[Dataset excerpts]
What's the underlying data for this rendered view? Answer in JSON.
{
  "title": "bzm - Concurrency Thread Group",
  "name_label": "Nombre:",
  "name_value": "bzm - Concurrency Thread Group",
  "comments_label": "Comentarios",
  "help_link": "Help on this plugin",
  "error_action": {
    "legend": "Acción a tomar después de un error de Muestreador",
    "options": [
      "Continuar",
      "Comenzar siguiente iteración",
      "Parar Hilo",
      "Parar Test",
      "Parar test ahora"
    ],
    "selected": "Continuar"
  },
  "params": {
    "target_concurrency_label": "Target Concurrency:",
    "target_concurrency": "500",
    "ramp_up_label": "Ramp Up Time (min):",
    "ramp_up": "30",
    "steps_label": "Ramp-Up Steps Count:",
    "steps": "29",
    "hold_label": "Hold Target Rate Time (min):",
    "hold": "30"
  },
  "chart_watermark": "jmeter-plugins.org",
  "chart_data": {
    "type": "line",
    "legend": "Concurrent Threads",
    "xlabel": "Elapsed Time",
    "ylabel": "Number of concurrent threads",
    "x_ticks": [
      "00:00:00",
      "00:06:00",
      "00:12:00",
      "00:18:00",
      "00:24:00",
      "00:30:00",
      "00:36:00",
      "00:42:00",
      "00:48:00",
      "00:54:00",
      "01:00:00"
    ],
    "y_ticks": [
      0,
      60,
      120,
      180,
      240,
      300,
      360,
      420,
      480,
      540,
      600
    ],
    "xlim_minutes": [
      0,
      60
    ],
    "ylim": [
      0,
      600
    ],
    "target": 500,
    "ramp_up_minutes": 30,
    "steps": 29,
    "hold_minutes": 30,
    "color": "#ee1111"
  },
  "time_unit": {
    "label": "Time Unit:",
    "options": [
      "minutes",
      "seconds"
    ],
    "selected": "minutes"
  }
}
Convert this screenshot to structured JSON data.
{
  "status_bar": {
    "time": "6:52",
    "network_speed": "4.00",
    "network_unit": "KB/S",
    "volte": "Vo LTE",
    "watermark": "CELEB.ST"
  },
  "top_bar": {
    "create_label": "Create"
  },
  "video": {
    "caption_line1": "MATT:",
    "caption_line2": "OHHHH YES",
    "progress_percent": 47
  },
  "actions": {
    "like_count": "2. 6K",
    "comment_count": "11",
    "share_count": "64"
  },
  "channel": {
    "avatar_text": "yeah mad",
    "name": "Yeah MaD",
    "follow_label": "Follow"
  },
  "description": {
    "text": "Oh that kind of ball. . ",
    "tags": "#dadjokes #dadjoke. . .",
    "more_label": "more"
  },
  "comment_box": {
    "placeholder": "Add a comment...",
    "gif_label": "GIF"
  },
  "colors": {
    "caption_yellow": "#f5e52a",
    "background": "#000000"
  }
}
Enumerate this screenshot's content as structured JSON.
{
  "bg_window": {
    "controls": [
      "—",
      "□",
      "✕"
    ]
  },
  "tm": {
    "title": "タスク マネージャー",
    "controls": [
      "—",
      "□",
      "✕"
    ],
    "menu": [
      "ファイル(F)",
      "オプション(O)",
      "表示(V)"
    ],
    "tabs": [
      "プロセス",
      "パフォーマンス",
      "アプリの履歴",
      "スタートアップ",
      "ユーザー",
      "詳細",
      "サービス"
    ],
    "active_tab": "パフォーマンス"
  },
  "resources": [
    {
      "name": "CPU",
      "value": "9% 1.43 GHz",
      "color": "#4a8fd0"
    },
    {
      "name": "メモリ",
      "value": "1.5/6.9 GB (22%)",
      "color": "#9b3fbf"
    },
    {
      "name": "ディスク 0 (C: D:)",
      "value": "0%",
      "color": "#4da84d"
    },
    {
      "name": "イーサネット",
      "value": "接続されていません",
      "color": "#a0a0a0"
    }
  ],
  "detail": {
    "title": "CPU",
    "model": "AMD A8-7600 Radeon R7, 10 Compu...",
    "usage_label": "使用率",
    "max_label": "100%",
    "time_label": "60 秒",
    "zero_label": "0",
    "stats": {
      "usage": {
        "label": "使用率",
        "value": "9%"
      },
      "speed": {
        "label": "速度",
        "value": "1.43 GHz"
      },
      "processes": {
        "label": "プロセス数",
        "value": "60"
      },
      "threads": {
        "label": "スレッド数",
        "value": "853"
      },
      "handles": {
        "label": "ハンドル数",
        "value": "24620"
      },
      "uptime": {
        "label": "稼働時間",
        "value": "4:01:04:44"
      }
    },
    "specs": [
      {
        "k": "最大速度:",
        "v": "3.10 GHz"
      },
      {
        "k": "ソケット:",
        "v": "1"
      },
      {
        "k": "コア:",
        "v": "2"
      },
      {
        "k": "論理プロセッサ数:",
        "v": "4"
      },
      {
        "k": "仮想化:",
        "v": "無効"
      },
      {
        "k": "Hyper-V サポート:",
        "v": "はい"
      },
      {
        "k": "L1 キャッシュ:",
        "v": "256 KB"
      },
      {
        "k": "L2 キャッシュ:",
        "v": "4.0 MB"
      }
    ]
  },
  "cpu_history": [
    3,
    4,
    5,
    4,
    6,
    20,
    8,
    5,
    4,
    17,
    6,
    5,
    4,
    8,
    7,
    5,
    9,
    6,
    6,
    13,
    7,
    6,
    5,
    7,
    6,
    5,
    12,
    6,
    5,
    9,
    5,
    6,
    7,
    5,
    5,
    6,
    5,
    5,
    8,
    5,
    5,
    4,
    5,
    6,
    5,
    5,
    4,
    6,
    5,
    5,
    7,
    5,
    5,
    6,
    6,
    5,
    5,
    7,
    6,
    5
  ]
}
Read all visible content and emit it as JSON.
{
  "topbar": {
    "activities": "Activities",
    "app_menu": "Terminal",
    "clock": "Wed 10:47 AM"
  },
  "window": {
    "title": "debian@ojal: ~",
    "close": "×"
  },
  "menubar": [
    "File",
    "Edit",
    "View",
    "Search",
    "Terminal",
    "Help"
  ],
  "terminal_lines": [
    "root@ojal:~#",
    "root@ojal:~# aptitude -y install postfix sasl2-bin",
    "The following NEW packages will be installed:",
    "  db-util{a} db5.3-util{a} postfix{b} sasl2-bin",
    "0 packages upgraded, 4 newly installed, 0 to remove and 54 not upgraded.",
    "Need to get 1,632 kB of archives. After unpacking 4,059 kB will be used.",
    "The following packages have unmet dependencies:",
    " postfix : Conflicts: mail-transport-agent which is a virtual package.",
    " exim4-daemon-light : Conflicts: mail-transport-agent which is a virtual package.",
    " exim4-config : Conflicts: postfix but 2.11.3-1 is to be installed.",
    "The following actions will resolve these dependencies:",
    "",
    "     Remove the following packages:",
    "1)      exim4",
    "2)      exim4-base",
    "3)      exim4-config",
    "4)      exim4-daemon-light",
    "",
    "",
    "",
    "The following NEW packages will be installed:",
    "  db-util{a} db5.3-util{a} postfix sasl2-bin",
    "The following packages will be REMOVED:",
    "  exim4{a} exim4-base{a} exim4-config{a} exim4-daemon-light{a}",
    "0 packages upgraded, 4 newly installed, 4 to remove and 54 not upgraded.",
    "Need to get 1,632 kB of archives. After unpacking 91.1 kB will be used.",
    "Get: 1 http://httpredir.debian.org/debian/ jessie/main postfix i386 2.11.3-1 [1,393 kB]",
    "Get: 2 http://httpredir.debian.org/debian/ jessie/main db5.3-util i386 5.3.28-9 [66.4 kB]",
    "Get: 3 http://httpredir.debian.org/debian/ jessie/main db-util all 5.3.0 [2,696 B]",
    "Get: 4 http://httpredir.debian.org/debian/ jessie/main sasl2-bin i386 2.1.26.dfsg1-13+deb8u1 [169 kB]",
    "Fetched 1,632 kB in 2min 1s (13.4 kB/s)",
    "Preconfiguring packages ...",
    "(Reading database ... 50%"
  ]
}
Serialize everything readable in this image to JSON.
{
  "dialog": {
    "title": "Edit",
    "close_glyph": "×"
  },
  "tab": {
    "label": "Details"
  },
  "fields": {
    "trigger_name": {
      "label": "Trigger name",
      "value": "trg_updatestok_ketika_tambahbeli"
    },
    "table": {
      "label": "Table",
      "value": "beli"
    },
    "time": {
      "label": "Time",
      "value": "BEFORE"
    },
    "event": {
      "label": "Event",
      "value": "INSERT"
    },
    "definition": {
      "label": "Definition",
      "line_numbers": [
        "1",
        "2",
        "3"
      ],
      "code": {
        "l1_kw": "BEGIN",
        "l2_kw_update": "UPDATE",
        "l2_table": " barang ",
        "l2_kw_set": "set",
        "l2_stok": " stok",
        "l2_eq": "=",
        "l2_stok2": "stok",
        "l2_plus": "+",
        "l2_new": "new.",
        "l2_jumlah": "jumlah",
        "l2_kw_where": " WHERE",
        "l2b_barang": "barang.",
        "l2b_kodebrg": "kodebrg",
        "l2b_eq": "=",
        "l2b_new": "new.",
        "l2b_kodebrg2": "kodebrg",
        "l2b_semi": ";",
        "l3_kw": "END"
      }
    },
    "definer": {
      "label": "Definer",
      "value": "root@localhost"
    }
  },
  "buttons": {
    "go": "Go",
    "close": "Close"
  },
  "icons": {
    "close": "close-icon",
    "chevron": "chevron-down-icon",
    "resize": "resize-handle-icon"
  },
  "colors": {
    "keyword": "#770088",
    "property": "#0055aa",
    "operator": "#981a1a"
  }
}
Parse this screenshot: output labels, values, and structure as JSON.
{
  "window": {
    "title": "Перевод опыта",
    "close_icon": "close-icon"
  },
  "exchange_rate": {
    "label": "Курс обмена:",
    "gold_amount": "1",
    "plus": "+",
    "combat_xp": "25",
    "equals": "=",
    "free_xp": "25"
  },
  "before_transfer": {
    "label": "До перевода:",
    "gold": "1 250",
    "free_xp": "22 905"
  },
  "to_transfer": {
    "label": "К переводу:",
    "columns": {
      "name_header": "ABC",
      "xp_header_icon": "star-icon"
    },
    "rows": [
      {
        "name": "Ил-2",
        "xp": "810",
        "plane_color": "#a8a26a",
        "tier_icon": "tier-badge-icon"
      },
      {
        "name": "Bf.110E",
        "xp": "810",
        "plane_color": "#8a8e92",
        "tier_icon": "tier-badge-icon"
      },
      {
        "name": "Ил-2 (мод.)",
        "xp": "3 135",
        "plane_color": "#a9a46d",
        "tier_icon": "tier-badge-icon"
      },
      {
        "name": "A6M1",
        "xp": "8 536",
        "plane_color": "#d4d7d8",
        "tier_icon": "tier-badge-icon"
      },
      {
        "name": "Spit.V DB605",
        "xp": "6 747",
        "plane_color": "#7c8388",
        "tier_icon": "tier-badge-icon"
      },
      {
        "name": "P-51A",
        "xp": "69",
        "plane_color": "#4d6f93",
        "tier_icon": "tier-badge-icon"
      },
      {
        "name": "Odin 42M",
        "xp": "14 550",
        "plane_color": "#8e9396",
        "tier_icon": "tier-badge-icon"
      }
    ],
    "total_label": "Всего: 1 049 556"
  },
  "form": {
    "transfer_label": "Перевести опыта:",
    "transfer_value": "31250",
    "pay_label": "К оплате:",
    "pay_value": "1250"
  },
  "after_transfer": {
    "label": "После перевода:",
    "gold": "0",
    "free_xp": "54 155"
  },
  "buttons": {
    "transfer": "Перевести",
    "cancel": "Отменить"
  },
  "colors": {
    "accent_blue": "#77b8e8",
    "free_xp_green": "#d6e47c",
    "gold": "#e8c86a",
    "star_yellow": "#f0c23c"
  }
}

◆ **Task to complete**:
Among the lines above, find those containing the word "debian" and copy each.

◆ **Response box**:
    "title": "debian@ojal: ~",
    "Get: 1 http://httpredir.debian.org/debian/ jessie/main postfix i386 2.11.3-1 [1,393 kB]",
    "Get: 2 http://httpredir.debian.org/debian/ jessie/main db5.3-util i386 5.3.28-9 [66.4 kB]",
    "Get: 3 http://httpredir.debian.org/debian/ jessie/main db-util all 5.3.0 [2,696 B]",
    "Get: 4 http://httpredir.debian.org/debian/ jessie/main sasl2-bin i386 2.1.26.dfsg1-13+deb8u1 [169 kB]",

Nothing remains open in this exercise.